The French influence on Louisiana and New Orleans is unmistakable, possibly even overstated at the expense of our significant Spanish heritage. However, Napoleon’s influence definitely gets the short end of the stick (I apologize, but it won’t be the last). What many tourists never see and some locals don’t know, is that New Orleans has honored Napoleon by naming streets after the diminutive emperor and some of his more well renowned battles: Milan, Austerlitz (arguably his greatest victory), Marengo and Waterloo (now called General Pershing so as to blot out the failure), to name a few.
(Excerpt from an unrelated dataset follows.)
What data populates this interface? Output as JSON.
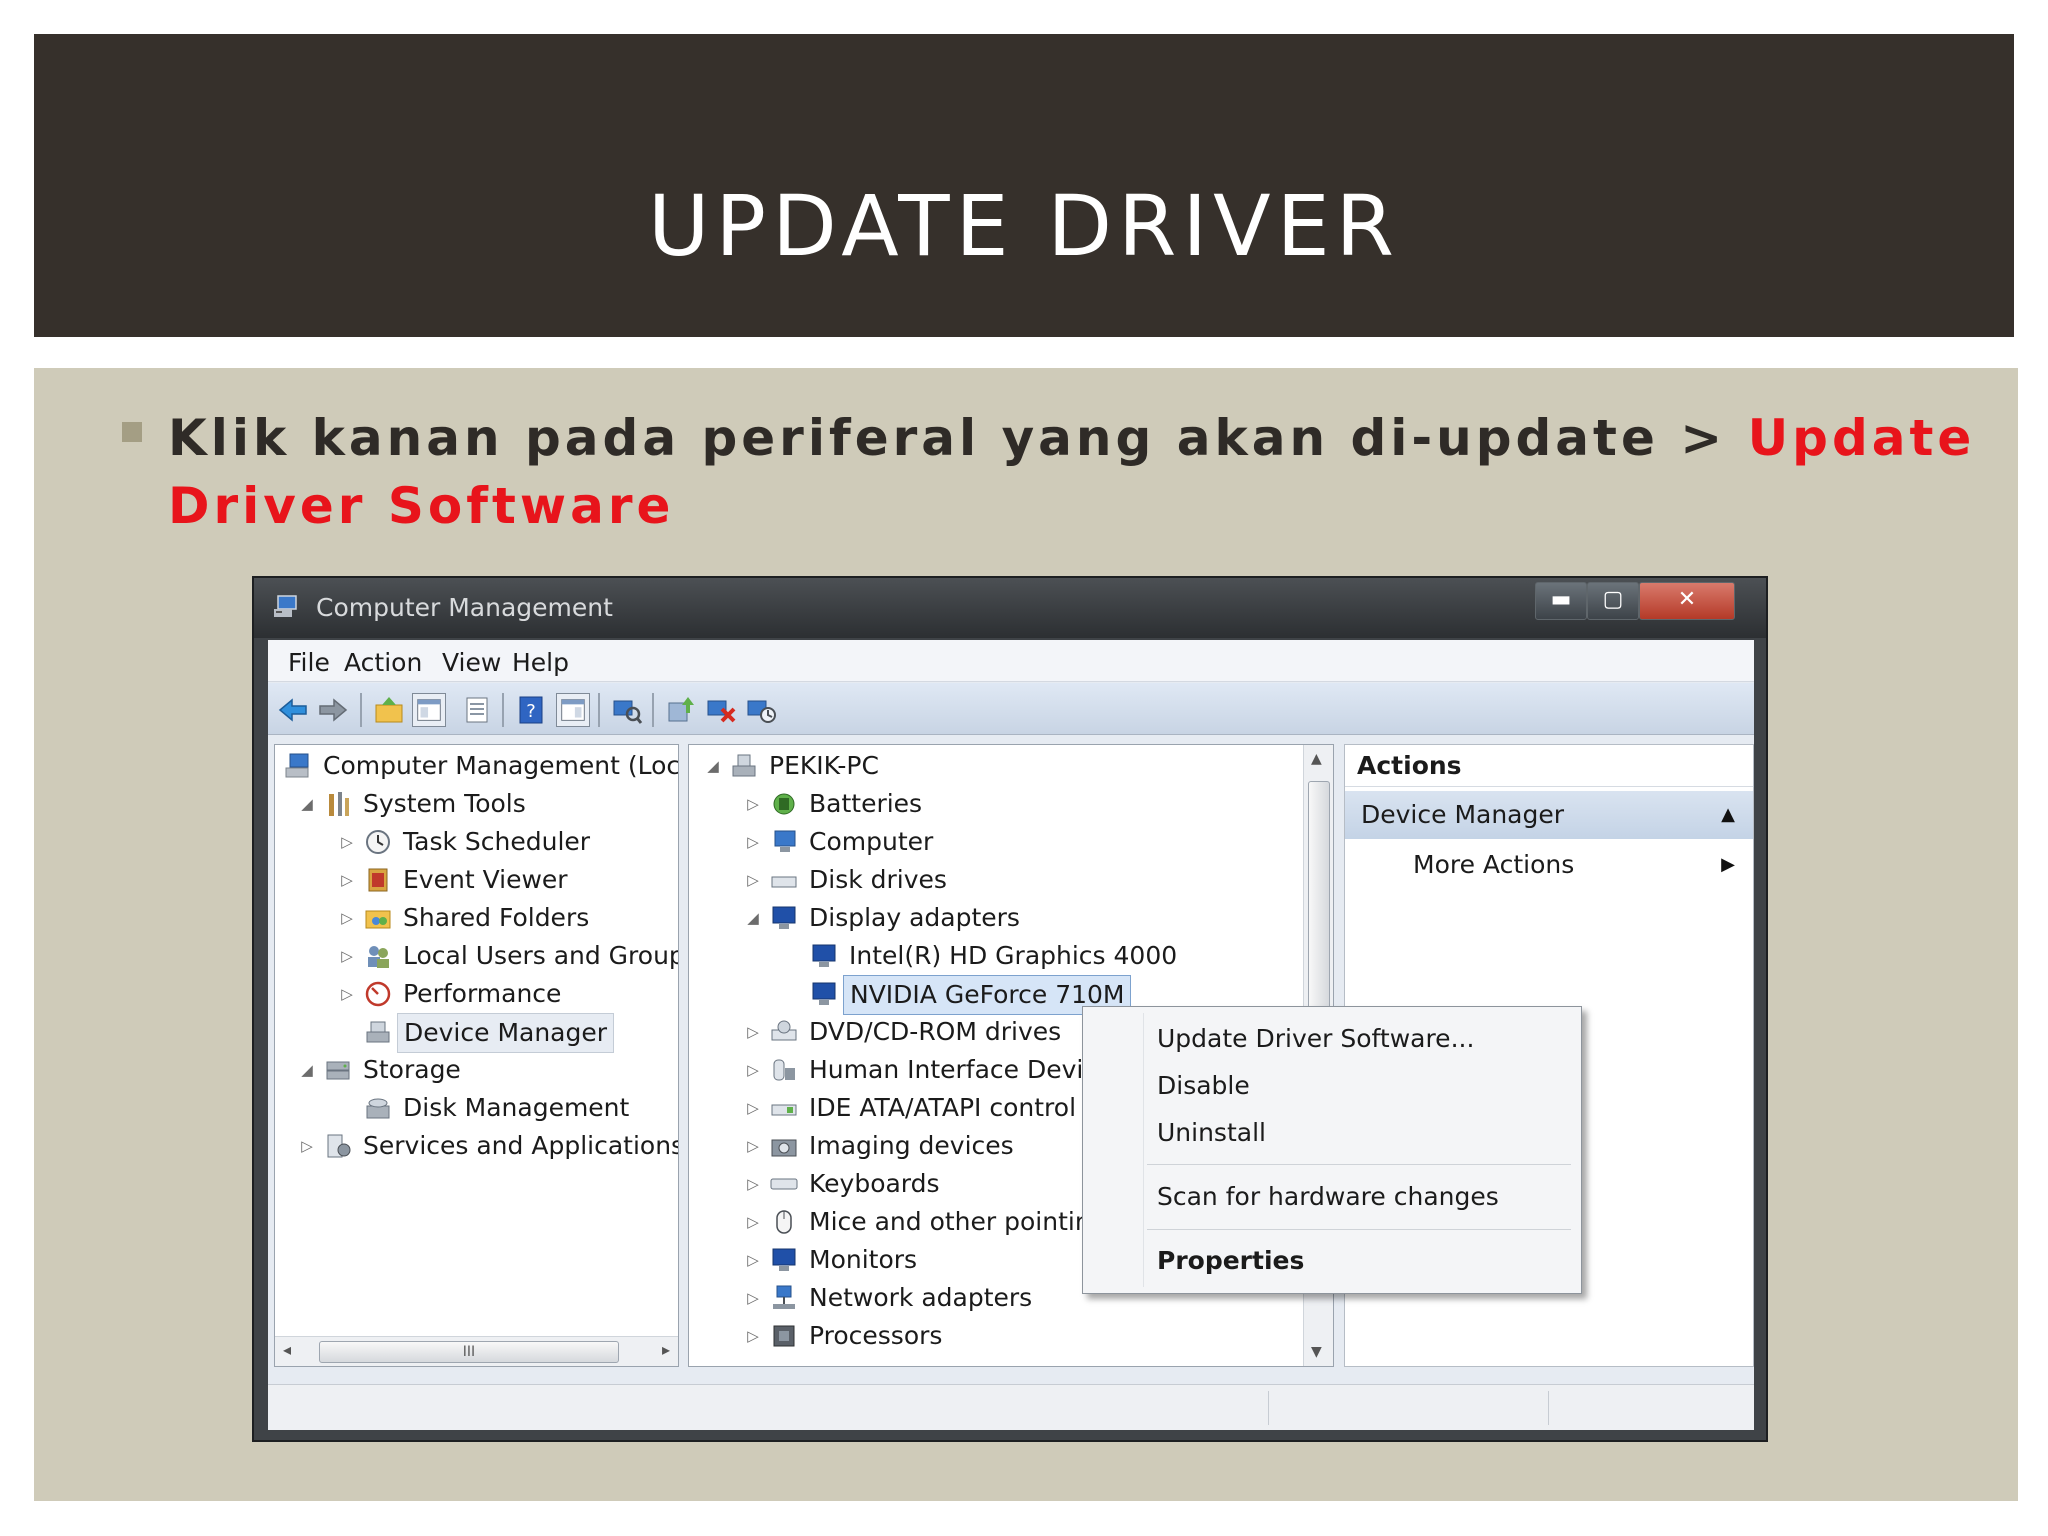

New Orleans’ love of Napoleon goes way back. In fact, in 1821 a plan was hatched to rescue Napoleon from exile, bring him to the New World and re-install him as emperor, only across the world. As part of the plan, a house in the French Quarter was secured for him to live in. Napoleon died on May 5, 1821, before the rescue plan could be implemented. The house offered up as his refuge, still bears his name and stands as a virtual shrine to the conqueror of the Old World, as countless prints, paintings and sculptures inside bear his likeness.
In the typical French Quarter style, the Napoleon House’s facade gives no indication of the fantastic inner courtyard that awaits. With ample shade, the courtyard provides an amazing oasis for locals and tourists alike for lunch and a few drinks. On the warmer days, nothing can keep you cooler than a Pimm’s Cup, the House’s refreshing signature drink.
The Pimm’s Cup may be the signature drink, but the muffuletta is the star of the show. A classic New Orleans sandwich consisting of meats, cheeses and olive salad on round Sicilian sesame bread. The Napoleon House version stacks on the ham, Genoa salami, pastrami, swiss and provolone cheeses and a homemade Italian olive salad.
Two things about the Napoleon House muffuletta that make it the city’s best in my eyes, the olive salad is way more than just olives and they lightly toast the muffuletta to give it some crunch and barely melt the cheese. Toasting the sandwich brings a little bit of warmth to the mound of bread, gently melts the provolone and swiss cheeses and draws out a bit of the juices from the various meats, bringing the flavors out just that much more. The beauty of the olive salad is it’s more than just olives, with celery, onion, red and green peppers and the occasional carrot piece. There are olives in there, but they aren’t allowed to dominate the sandwich as the are at many other shops. Word to the wise, most people don’t need more than a half to fill their belly.
But the Napoleon House isn’t just a two-trick pony, po-boys, jambalaya, red beans and other favorites grace the menu. With such fantastic entrees, its pretty easy to quickly zoom past the appetizers. If you do, you’ll miss out on great boudin or bruchetta.
Don’t feel like eating? Belly up to the historic bar and enjoy that Pimm’s Cup or order up another New Orleans classic, the Sazerac. Beware it’s not for everyone.
In all, the Napoleon House only comes up short (zing!) in that it isn’t open seven days a week, closing its doors on Sundays. One last word of advice, if you want that fantastic courtyard spot, you may want to head in a little early to beat the rush.
500 Charters Street (Corner of Charters and St. Louis)
New Orleans LA
Open Monday 11:00-5:30
Tuesday through Friday 11:00-10:00
This post originally appeared on Go Nola.